Biden Could Challenge Clinton In 2016 Presidential Race

| by Will Hagle

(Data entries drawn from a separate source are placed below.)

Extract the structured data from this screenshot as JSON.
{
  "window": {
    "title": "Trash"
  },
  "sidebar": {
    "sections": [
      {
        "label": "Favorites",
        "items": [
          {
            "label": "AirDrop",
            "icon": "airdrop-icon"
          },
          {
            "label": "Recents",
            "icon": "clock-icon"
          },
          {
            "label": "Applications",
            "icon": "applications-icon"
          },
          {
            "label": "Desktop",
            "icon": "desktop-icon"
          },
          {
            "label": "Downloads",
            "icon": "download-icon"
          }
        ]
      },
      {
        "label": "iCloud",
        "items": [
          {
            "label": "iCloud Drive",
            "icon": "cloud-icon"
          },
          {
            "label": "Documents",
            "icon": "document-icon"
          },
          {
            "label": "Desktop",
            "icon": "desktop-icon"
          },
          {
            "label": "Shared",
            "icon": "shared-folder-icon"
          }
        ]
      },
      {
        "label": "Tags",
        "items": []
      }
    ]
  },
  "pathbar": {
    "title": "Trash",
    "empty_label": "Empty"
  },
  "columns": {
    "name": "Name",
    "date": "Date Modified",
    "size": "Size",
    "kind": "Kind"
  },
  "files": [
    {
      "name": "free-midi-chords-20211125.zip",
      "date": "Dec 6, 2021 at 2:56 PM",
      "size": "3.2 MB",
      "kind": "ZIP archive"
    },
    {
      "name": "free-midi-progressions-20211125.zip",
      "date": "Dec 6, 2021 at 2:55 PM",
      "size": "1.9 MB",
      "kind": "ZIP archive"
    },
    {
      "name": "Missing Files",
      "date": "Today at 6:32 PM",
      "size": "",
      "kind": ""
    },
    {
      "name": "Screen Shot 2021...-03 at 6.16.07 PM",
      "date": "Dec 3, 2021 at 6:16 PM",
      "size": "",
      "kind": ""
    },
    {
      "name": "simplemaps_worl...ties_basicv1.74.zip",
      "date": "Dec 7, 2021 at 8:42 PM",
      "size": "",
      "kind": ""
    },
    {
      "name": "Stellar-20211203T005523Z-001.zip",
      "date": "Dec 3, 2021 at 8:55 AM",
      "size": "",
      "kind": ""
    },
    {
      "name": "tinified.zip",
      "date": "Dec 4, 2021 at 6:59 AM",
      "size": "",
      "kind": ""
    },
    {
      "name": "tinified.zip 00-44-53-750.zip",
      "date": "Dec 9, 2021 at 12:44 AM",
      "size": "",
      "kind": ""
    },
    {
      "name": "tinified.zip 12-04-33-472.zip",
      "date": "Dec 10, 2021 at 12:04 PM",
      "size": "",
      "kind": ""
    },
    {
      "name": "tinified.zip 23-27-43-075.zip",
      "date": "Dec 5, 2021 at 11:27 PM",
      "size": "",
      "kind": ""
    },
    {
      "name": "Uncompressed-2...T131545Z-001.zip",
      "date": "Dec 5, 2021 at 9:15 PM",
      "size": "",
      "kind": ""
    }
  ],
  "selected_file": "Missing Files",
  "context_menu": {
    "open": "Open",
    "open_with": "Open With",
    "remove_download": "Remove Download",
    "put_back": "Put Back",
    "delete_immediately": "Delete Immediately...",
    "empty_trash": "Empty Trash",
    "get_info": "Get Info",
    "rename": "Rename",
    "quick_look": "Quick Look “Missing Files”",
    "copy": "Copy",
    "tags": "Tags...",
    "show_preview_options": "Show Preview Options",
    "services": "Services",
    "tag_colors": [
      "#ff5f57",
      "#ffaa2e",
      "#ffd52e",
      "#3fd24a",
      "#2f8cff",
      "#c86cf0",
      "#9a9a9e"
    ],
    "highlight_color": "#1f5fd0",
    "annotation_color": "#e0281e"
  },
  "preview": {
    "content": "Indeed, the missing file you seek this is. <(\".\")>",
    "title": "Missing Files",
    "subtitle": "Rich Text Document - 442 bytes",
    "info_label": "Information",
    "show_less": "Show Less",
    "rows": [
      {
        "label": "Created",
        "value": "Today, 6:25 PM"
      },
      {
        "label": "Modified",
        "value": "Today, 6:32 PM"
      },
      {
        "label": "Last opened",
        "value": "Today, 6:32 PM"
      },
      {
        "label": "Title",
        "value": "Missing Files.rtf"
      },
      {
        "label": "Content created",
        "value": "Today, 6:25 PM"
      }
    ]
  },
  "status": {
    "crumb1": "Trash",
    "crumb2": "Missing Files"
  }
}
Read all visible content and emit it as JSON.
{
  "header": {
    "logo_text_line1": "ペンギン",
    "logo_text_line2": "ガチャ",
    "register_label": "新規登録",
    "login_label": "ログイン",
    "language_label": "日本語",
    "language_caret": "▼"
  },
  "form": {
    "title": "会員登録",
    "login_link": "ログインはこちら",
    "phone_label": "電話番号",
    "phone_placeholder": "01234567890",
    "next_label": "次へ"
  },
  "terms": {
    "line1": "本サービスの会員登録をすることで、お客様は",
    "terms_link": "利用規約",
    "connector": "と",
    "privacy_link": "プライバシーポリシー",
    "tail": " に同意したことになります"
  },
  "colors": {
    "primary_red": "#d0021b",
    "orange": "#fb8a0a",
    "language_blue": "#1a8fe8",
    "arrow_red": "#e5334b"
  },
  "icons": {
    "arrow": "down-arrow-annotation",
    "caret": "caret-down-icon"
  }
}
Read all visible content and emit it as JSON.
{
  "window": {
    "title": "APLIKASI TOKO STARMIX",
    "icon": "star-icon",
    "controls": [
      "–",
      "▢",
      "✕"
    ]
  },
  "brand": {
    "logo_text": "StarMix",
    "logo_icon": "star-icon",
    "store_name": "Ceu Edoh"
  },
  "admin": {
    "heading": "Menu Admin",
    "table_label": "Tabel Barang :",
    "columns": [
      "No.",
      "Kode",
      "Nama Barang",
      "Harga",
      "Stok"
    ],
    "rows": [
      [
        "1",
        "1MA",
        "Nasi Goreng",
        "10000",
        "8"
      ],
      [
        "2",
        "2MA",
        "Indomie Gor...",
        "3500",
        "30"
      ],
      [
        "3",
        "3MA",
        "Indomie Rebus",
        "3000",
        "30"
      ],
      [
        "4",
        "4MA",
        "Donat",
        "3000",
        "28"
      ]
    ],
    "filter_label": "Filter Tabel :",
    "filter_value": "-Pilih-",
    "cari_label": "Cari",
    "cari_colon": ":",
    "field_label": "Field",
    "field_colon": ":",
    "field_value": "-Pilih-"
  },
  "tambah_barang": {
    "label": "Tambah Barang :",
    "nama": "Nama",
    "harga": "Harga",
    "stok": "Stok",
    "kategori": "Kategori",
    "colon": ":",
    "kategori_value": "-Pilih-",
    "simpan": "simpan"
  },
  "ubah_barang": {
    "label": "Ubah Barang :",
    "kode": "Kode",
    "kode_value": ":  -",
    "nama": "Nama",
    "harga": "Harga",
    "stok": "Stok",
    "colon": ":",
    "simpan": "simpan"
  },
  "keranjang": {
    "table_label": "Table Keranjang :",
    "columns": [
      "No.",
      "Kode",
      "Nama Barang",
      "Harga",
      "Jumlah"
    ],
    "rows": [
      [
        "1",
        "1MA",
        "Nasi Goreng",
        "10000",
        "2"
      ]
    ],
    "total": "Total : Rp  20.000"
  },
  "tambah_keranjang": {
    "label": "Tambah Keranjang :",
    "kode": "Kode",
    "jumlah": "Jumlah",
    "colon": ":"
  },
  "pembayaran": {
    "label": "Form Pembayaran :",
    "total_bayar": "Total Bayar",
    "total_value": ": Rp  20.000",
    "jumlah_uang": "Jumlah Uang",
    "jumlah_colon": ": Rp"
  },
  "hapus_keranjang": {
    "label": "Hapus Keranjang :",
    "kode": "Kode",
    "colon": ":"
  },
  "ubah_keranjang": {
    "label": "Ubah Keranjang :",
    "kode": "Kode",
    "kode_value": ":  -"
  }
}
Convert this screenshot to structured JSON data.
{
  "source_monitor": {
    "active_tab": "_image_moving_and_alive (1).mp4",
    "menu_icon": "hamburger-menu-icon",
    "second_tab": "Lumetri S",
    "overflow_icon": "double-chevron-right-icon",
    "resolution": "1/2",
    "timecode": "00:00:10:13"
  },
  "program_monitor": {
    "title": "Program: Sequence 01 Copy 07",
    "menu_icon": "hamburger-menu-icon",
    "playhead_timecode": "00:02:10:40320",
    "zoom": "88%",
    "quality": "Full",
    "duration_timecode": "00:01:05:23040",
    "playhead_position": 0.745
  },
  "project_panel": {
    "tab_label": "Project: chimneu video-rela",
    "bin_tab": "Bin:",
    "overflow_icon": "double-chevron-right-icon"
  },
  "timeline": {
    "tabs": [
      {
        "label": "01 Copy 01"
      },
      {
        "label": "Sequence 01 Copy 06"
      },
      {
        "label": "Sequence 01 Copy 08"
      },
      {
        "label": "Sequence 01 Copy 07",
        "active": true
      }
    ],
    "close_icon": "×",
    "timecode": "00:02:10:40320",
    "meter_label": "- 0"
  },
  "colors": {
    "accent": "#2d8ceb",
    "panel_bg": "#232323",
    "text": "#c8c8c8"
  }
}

According to most polls, Hillary Clinton is going to be the Democratic nominee for president in the 2016 election. Unless the left-leaning populism of Bernie Sanders continues catching the attention of liberal Democrats, Clinton should be able to maintain a comfortable lead throughout the rest of the campaign cycle. Other candidates like Jim Webb, Lincoln Chafee and Martin O’Malley have barely done anything to indicate that they’ll be a real threat to the de facto frontrunner. There's still one candidate that could keep things interesting on the Democratic side, although he has still yet to declare whether or not he’ll be running: Joe Biden. At least among Democratic supporters, the Obama administration is having one of its most successful months yet. The Affordable Care Act was upheld by the Supreme Court, as was the constitutionality of gay marriage. The executive branch just brokered an historic nuclear deal with Iran, and Obama is being ruthless in his pursuit of other goals like passing his trade deal. Although Biden has never held as prominent a role as Obama, his position as vice president has obviously been a crucial one throughout the past seven years. His nomination could keep the country on the path that the Obama administration has laid out. Clinton is, in many aspects, also viewed as an extension of the Obama presidency. Obama has claimed that his 2008 opponent would be “a great president” if she’s elected in 2016. When Obama set up his personal Twitter account, he jokingly told Bill Clinton to prepare to take over his wife’s @FLOTUS account. There are obviously differences between Clinton and Obama, but they are relatively minor. As Brookings Institution fellow and former Clinton State Department special advisor Jeremy Shapiro told Politico, “She’s going to basically support his policies but imply without saying so that she’s going to be tougher.” Sanders, on the other hand, challenges the establishment of the Democratic Party. He prefers a single-payer health care system to the Affordable Care Act, wants to be much tougher on Wall Street and opposes trade deals like the one Obama is desperately trying to get approved. Clinton would essentially maintain the Obama status quo, with a few key differences. Sanders’s surge in popularity represents the fact that many liberal voters are looking for something different. Obama supporters looking for a true continuation of the status quo, of course, would find Biden to be a suitable candidate. The idea isn’t too outrageous. As The Atlantic reports, Biden is the only Democratic candidate who made a visit to all three early presidential primary states (Iowa, New Hampshire, South Carolina) in 2015. He’s just more casual about running than the other candidates. According to ABC News, he said he’ll make a decision “at the end of the summer.” Biden has run for president twice before. By the time 2016 rolls around, he’ll have served as vice president for eight years. His experience is well-documented, and his blunt manner of speaking appeals to those who have grown increasingly wary of wishy-washy politicians like Clinton. In that sense, he would be comparable to Chris Christie or Donald Trump on the right. Biden would also be forced to confront accusations that his campaign is nothing but a continuation of the Obama administration. He hasn’t shied away from that idea. “Whoever is running should … talk about in 2016 what we’ve done,” Biden said, according to the L.A. Times. “Some say this amounts to a third term for the President Obama. I call it sticking with what works.” If Biden does decide to join the race, he’ll face an uphill battle against Clinton. But it could be nice to have a diversity of opinion on the Democratic side, even if that diversity ironically just means another option to continue the status quo. Sources: The Atlantic , ABC News , International Business Times , Politico , The Los Angeles Times Image Source: The White House